As a longtime fan of the Zero Hedge blog, I immediately become cynical at the first sign of irrational exuberance demonstrated by any commentator who downplays economic headwinds while encouraging the public to buy, buy, buy. Those who feel tempted to respond to that siren song would do well to follow the Weekly Market Comments by economist John Hussman of the Hussman Funds. In this week’s edition, Dr. Hussman admitted that there may still be an opportunity to make some gains, although the risks weigh heavily toward a more cautious strategy:
The bottom line is that near-term market direction is largely a throw of the dice, though with dice that are modestly biased to the downside. Indeed, the present overvalued, overbought, overbullish syndrome tends to be associated with a tendency for the market to repeatedly establish slight new highs, with shallow pullbacks giving way to further marginal new highs over a period of weeks. This instance has been no different. As we extend the outlook horizon beyond several weeks, however, the risks we observe become far more pointed. The most severe risk we measure is not the projected return over any particular window such as 4 weeks or 6 months, but is instead the likelihood of a particularly deep drawdown at some point within the coming 18-month period.

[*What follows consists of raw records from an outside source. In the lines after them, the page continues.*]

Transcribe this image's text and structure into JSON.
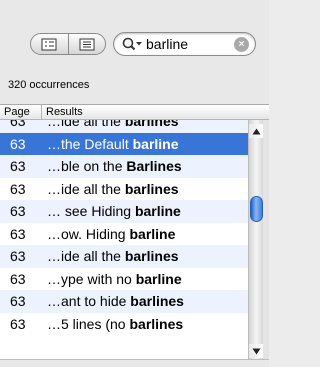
{
  "search": {
    "query": "barline"
  },
  "status": {
    "occurrences": "320 occurrences"
  },
  "table": {
    "headers": {
      "page": "Page",
      "results": "Results"
    },
    "rows": [
      {
        "page": "63",
        "pre": "…ide all the ",
        "bold": "barlines",
        "selected": false
      },
      {
        "page": "63",
        "pre": "…the Default ",
        "bold": "barline",
        "selected": true
      },
      {
        "page": "63",
        "pre": "…ble on  the ",
        "bold": "Barlines",
        "selected": false
      },
      {
        "page": "63",
        "pre": "…ide all the ",
        "bold": "barlines",
        "selected": false
      },
      {
        "page": "63",
        "pre": "… see Hiding ",
        "bold": "barline",
        "selected": false
      },
      {
        "page": "63",
        "pre": "…ow.  Hiding ",
        "bold": "barline",
        "selected": false
      },
      {
        "page": "63",
        "pre": "…ide all the ",
        "bold": "barlines",
        "selected": false
      },
      {
        "page": "63",
        "pre": "…ype with no ",
        "bold": "barline",
        "selected": false
      },
      {
        "page": "63",
        "pre": "…ant to hide ",
        "bold": "barlines",
        "selected": false
      },
      {
        "page": "63",
        "pre": "…5 lines (no ",
        "bold": "barlines",
        "selected": false
      }
    ]
  },
  "icons": {
    "view_toggle_left": "outline-list-icon",
    "view_toggle_right": "list-icon",
    "search": "magnifier-dropdown-icon",
    "clear": "clear-search-icon"
  }
}
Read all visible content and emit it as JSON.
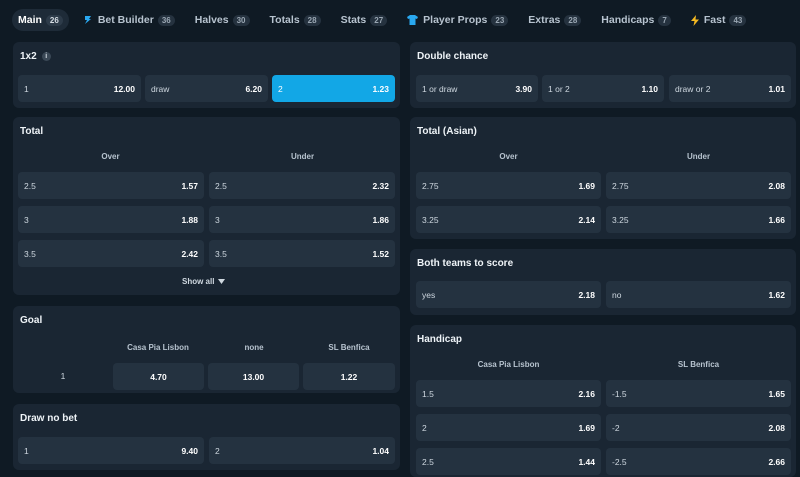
{
  "tabs": [
    {
      "label": "Main",
      "count": "26"
    },
    {
      "label": "Bet Builder",
      "count": "36"
    },
    {
      "label": "Halves",
      "count": "30"
    },
    {
      "label": "Totals",
      "count": "28"
    },
    {
      "label": "Stats",
      "count": "27"
    },
    {
      "label": "Player Props",
      "count": "23"
    },
    {
      "label": "Extras",
      "count": "28"
    },
    {
      "label": "Handicaps",
      "count": "7"
    },
    {
      "label": "Fast",
      "count": "43"
    }
  ],
  "colors": {
    "accent": "#12a7e6",
    "card": "#1a2633",
    "button": "#243240",
    "bolt": "#f5b921",
    "builder": "#29a8f0"
  },
  "market_1x2": {
    "title": "1x2",
    "info": "i",
    "options": [
      {
        "label": "1",
        "odd": "12.00"
      },
      {
        "label": "draw",
        "odd": "6.20"
      },
      {
        "label": "2",
        "odd": "1.23",
        "selected": true
      }
    ]
  },
  "double_chance": {
    "title": "Double chance",
    "options": [
      {
        "label": "1 or draw",
        "odd": "3.90"
      },
      {
        "label": "1 or 2",
        "odd": "1.10"
      },
      {
        "label": "draw or 2",
        "odd": "1.01"
      }
    ]
  },
  "total": {
    "title": "Total",
    "over": "Over",
    "under": "Under",
    "rows": [
      {
        "line": "2.5",
        "over": "1.57",
        "under": "2.32"
      },
      {
        "line": "3",
        "over": "1.88",
        "under": "1.86"
      },
      {
        "line": "3.5",
        "over": "2.42",
        "under": "1.52"
      }
    ],
    "show_all": "Show all"
  },
  "total_asian": {
    "title": "Total (Asian)",
    "over": "Over",
    "under": "Under",
    "rows": [
      {
        "line": "2.75",
        "over": "1.69",
        "under": "2.08"
      },
      {
        "line": "3.25",
        "over": "2.14",
        "under": "1.66"
      }
    ]
  },
  "btts": {
    "title": "Both teams to score",
    "options": [
      {
        "label": "yes",
        "odd": "2.18"
      },
      {
        "label": "no",
        "odd": "1.62"
      }
    ]
  },
  "goal": {
    "title": "Goal",
    "headers": [
      "Casa Pia Lisbon",
      "none",
      "SL Benfica"
    ],
    "row_label": "1",
    "odds": [
      "4.70",
      "13.00",
      "1.22"
    ]
  },
  "handicap": {
    "title": "Handicap",
    "headers": [
      "Casa Pia Lisbon",
      "SL Benfica"
    ],
    "rows": [
      {
        "home_line": "1.5",
        "home_odd": "2.16",
        "away_line": "-1.5",
        "away_odd": "1.65"
      },
      {
        "home_line": "2",
        "home_odd": "1.69",
        "away_line": "-2",
        "away_odd": "2.08"
      },
      {
        "home_line": "2.5",
        "home_odd": "1.44",
        "away_line": "-2.5",
        "away_odd": "2.66"
      }
    ]
  },
  "draw_no_bet": {
    "title": "Draw no bet",
    "options": [
      {
        "label": "1",
        "odd": "9.40"
      },
      {
        "label": "2",
        "odd": "1.04"
      }
    ]
  }
}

Economist Nouriel Roubini (a/k/a Dr. Doom) provided a sobering counterpoint to the recent stock market enthusiasm in a piece he wrote for the Project Syndicate website entitled, “The Uptick’s Downside”. Dr. Roubini focused on the fact that “at least four downside risks are likely to materialize this year”. These include: “fiscal austerity pushing the eurozone periphery into economic free-fall” as well as “evidence of weakening performance in China and the rest of Asia”. The third and fourth risks were explained in the following terms:
Third, while US data have been surprisingly encouraging, America’s growth momentum appears to be peaking. Fiscal tightening will escalate in 2012 and 2013, contributing to a slowdown, as will the expiration of tax benefits that boosted capital spending in 2011. Moreover, given continuing malaise in credit and housing markets, private consumption will remain subdued; indeed, two percentage points of the 2.8% expansion in the last quarter of 2011 reflected rising inventories rather than final sales. And, as for external demand, the generally strong dollar, together with the global and eurozone slowdown, will weaken US exports, while still-elevated oil prices will increase the energy import bill, further impeding growth.

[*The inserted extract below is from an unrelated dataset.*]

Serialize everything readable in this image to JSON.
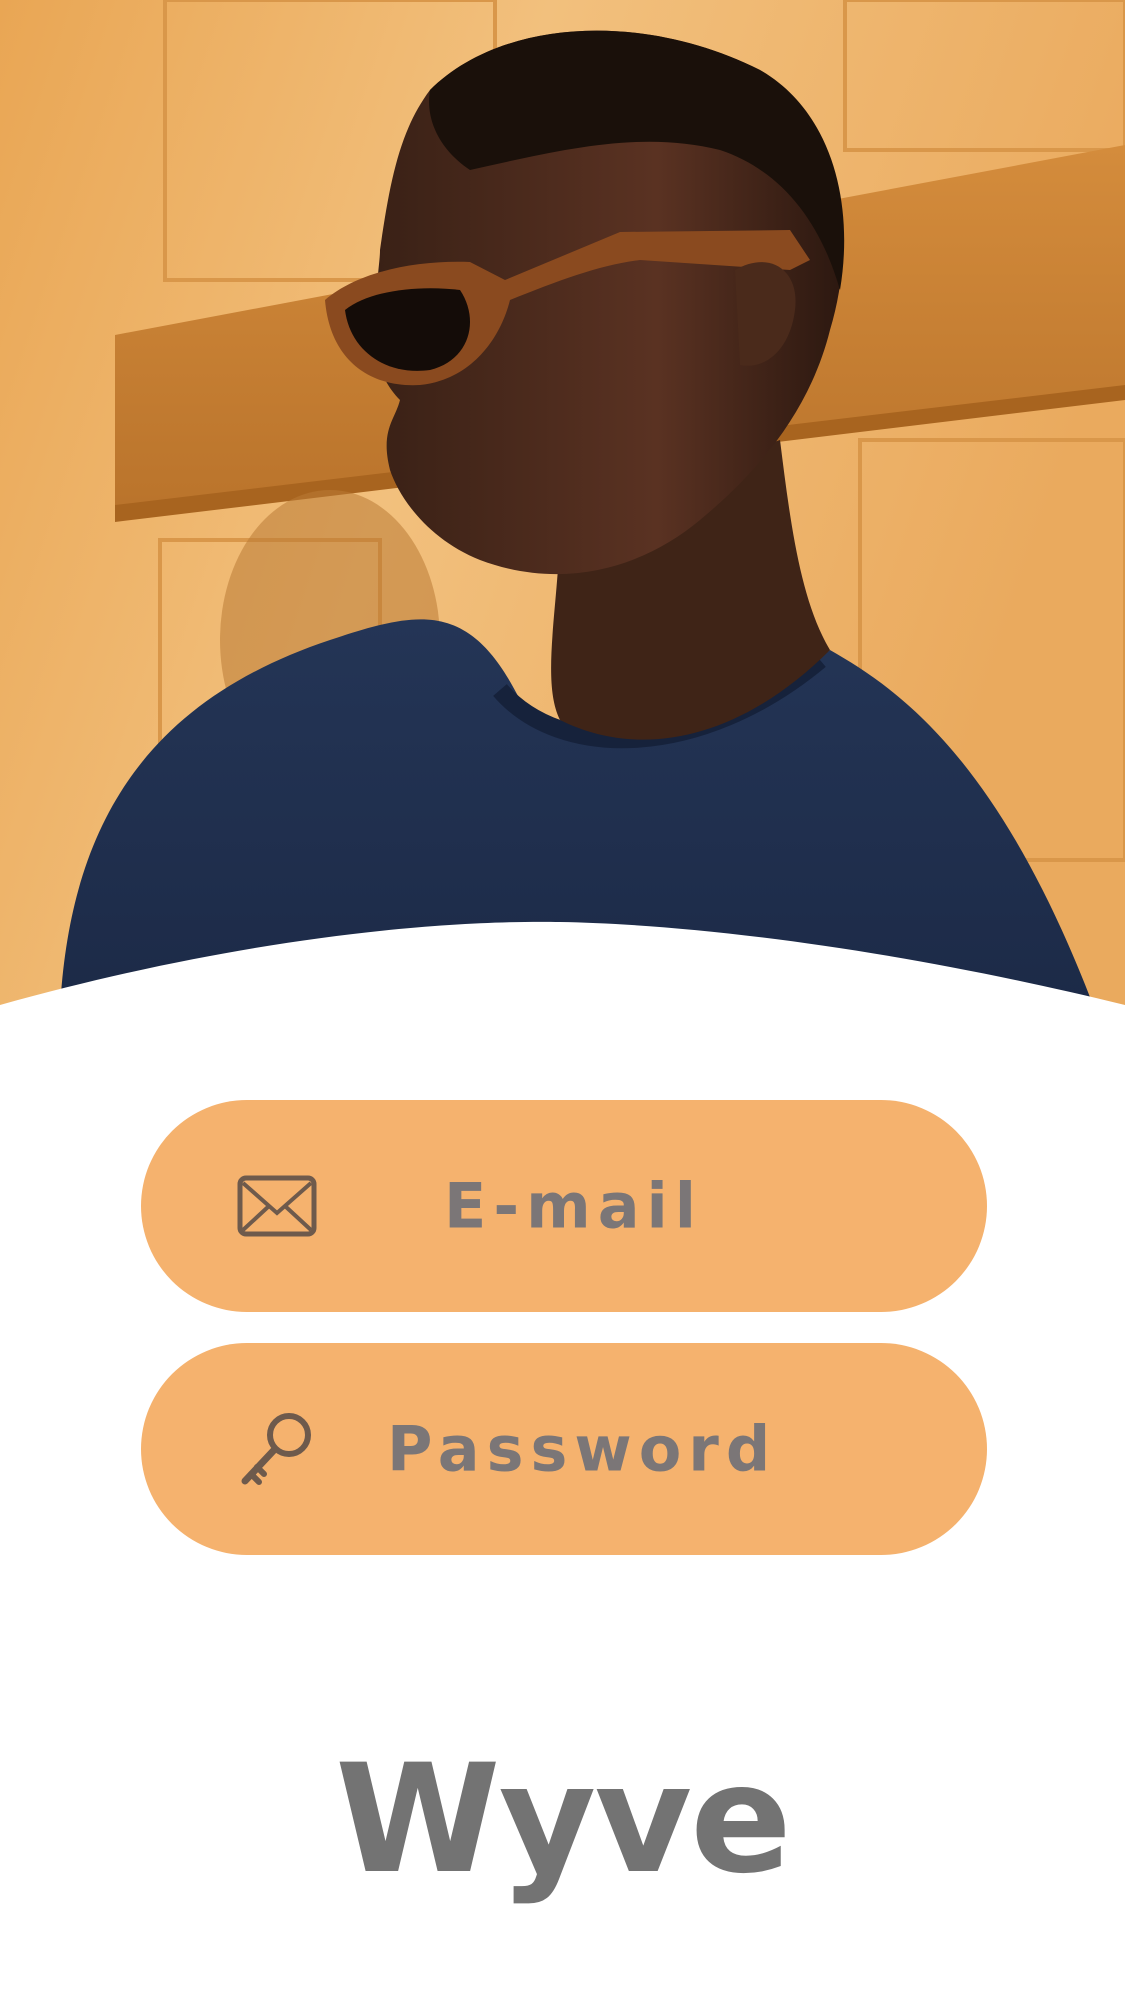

Finally, geopolitical risks in the Middle East are rising, owing to the possibility of an Israeli military response to Iran’s nuclear ambitions. While the risk of armed conflict remains low, the current war of words is escalating, as is the covert war in which Israel and the US are engaged with Iran; and now Iran is lashing back with terrorist attacks against Israeli diplomats.
Any latecomers to the recent festival of bullishness should be mindful of the fact that their fellow investors could suddenly feel inspired to head for the exits in response to one of these risks. Lance Roberts said it best in the concluding paragraph of his February 21 commentary:
With corporate earnings now slowing sharply, the economy growing at a sub-par rate, the Eurozone headed towards a prolonged recession and the American consumer facing higher gas prices and reduced incomes, a continued bull market rally from here is highly suspect. Add to those economic facts the technical aspects of a very extended market with overbought internals – the reality is that this is a better place to be selling investments versus buying them. Or – go to Vegas and bet on black.